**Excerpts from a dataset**
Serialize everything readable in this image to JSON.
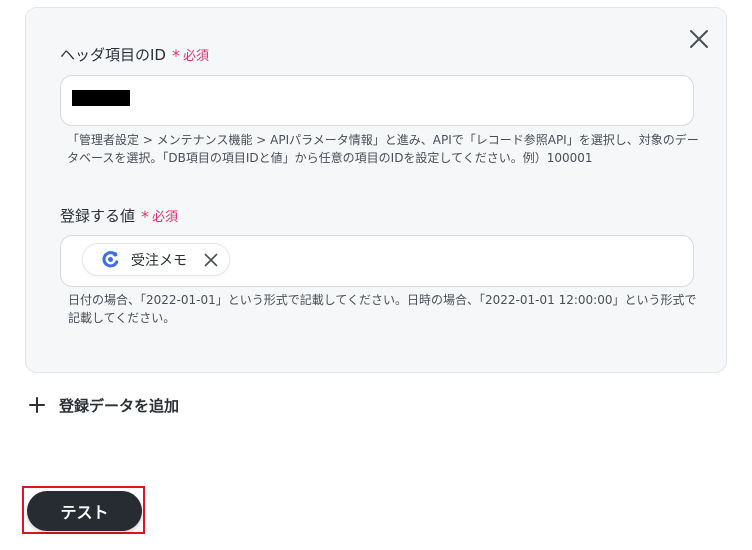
{
  "form": {
    "field1": {
      "label": "ヘッダ項目のID",
      "required_label": "必須",
      "value": "",
      "help_line1": "「管理者設定 > メンテナンス機能 > APIパラメータ情報」と進み、APIで「レコード参照API」を選択し、対象のデー",
      "help_line2": "タベースを選択。「DB項目の項目IDと値」から任意の項目のIDを設定してください。例）100001"
    },
    "field2": {
      "label": "登録する値",
      "required_label": "必須",
      "chip_label": "受注メモ",
      "help_line1": "日付の場合、「2022-01-01」という形式で記載してください。日時の場合、「2022-01-01 12:00:00」という形式で",
      "help_line2": "記載してください。"
    }
  },
  "actions": {
    "add_label": "登録データを追加",
    "test_label": "テスト"
  },
  "colors": {
    "required": "#e0336d",
    "chip_icon": "#3d6ee8",
    "button_bg": "#272c33",
    "highlight_border": "#e0141e"
  },
  "icons": {
    "close": "close-icon",
    "chip_service": "service-logo-icon",
    "chip_remove": "remove-icon",
    "add": "plus-icon"
  }
}
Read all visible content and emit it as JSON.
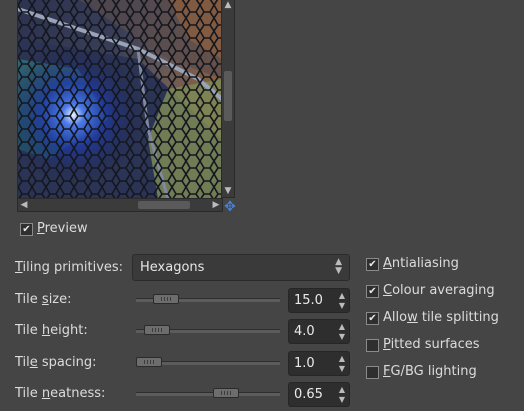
{
  "preview": {
    "checkbox_label_mnemonic": "P",
    "checkbox_label_rest": "review",
    "checked": true
  },
  "tiling": {
    "label_mnemonic": "T",
    "label_rest": "iling primitives:",
    "value": "Hexagons"
  },
  "params": [
    {
      "label_pre": "Tile ",
      "mnemonic": "s",
      "label_post": "ize:",
      "value": "15.0",
      "slider_fraction": 0.14
    },
    {
      "label_pre": "Tile ",
      "mnemonic": "h",
      "label_post": "eight:",
      "value": "4.0",
      "slider_fraction": 0.07
    },
    {
      "label_pre": "Til",
      "mnemonic": "e",
      "label_post": " spacing:",
      "value": "1.0",
      "slider_fraction": 0.0
    },
    {
      "label_pre": "Tile ",
      "mnemonic": "n",
      "label_post": "eatness:",
      "value": "0.65",
      "slider_fraction": 0.65
    }
  ],
  "options": [
    {
      "label_pre": "",
      "mnemonic": "A",
      "label_post": "ntialiasing",
      "checked": true
    },
    {
      "label_pre": "",
      "mnemonic": "C",
      "label_post": "olour averaging",
      "checked": true
    },
    {
      "label_pre": "Allo",
      "mnemonic": "w",
      "label_post": " tile splitting",
      "checked": true
    },
    {
      "label_pre": "",
      "mnemonic": "P",
      "label_post": "itted surfaces",
      "checked": false
    },
    {
      "label_pre": "",
      "mnemonic": "F",
      "label_post": "G/BG lighting",
      "checked": false
    }
  ],
  "icons": {
    "navigate": "navigate-icon",
    "scroll_up": "chevron-up-icon",
    "scroll_down": "chevron-down-icon",
    "scroll_left": "chevron-left-icon",
    "scroll_right": "chevron-right-icon",
    "combo_caret": "updown-icon",
    "check": "checkmark-icon"
  },
  "colors": {
    "background": "#454545",
    "nav_icon": "#4a7fd4"
  }
}
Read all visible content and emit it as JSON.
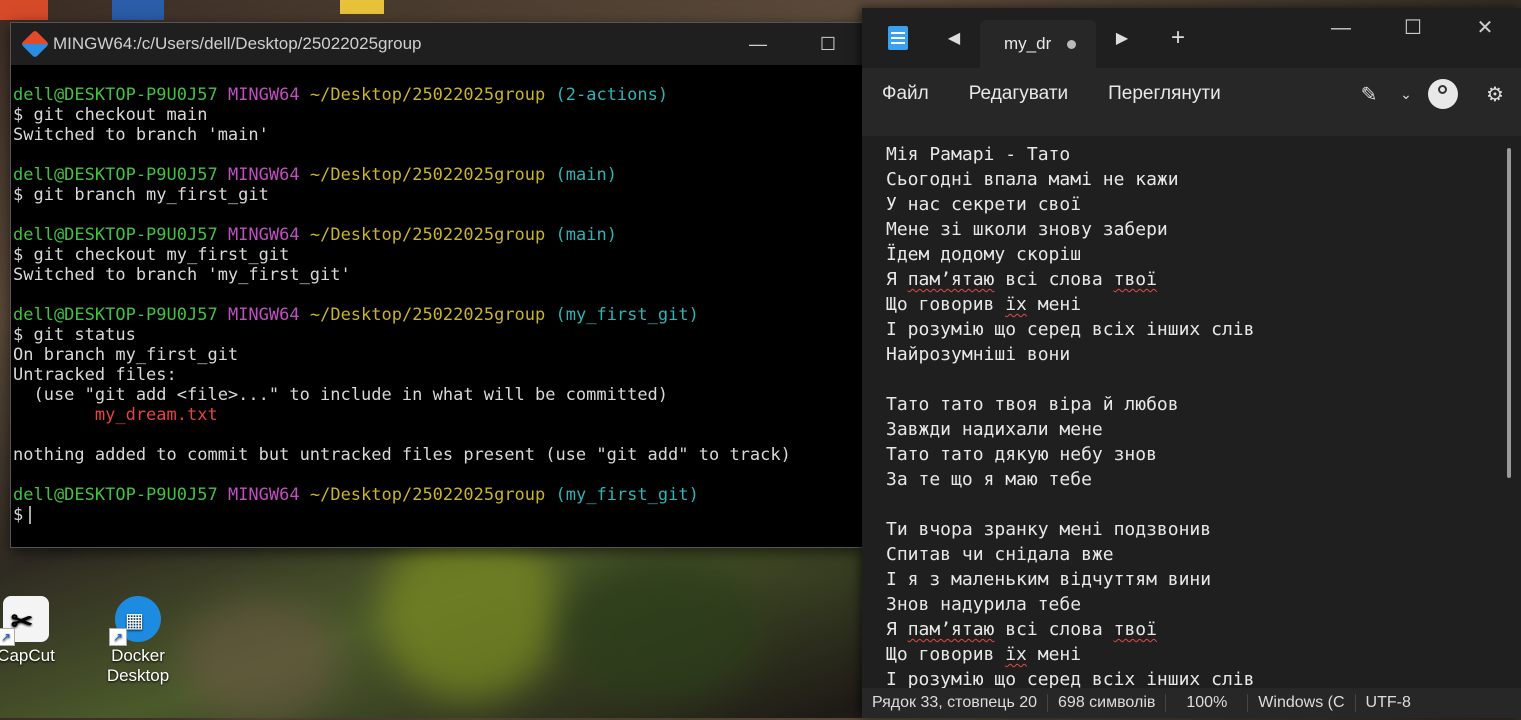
{
  "terminal": {
    "title": "MINGW64:/c/Users/dell/Desktop/25022025group",
    "user_host": "dell@DESKTOP-P9U0J57",
    "shell": "MINGW64",
    "path": "~/Desktop/25022025group",
    "branches": [
      "(2-actions)",
      "(main)",
      "(main)",
      "(my_first_git)",
      "(my_first_git)"
    ],
    "commands": [
      "$ git checkout main",
      "$ git branch my_first_git",
      "$ git checkout my_first_git",
      "$ git status",
      "$"
    ],
    "outputs": {
      "o1": "Switched to branch 'main'",
      "o3": "Switched to branch 'my_first_git'",
      "o4a": "On branch my_first_git",
      "o4b": "Untracked files:",
      "o4c": "  (use \"git add <file>...\" to include in what will be committed)",
      "o4d": "        my_dream.txt",
      "o4e": "nothing added to commit but untracked files present (use \"git add\" to track)"
    }
  },
  "notepad": {
    "tab_title": "my_dr",
    "menu": [
      "Файл",
      "Редагувати",
      "Переглянути"
    ],
    "lines": [
      "Мія Рамарі - Тато",
      "Сьогодні впала мамі не кажи",
      "У нас секрети свої",
      "Мене зі школи знову забери",
      "Їдем додому скоріш",
      "Я пам’ятаю всі слова твої",
      "Що говорив їх мені",
      "І розумію що серед всіх інших слів",
      "Найрозумніші вони",
      "",
      "Тато тато твоя віра й любов",
      "Завжди надихали мене",
      "Тато тато дякую небу знов",
      "За те що я маю тебе",
      "",
      "Ти вчора зранку мені подзвонив",
      "Спитав чи снідала вже",
      "І я з маленьким відчуттям вини",
      "Знов надурила тебе",
      "Я пам’ятаю всі слова твої",
      "Що говорив їх мені",
      "І розумію що серед всіх інших слів"
    ],
    "status": {
      "position": "Рядок 33, стовпець 20",
      "chars": "698 символів",
      "zoom": "100%",
      "eol": "Windows (C",
      "encoding": "UTF-8"
    }
  },
  "desktop": {
    "icons": [
      {
        "label": "CapCut"
      },
      {
        "label": "Docker\nDesktop"
      }
    ]
  }
}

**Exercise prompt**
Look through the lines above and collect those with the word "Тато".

**Exercise answer**
      "Мія Рамарі - Тато",
      "Тато тато твоя віра й любов",
      "Тато тато дякую небу знов",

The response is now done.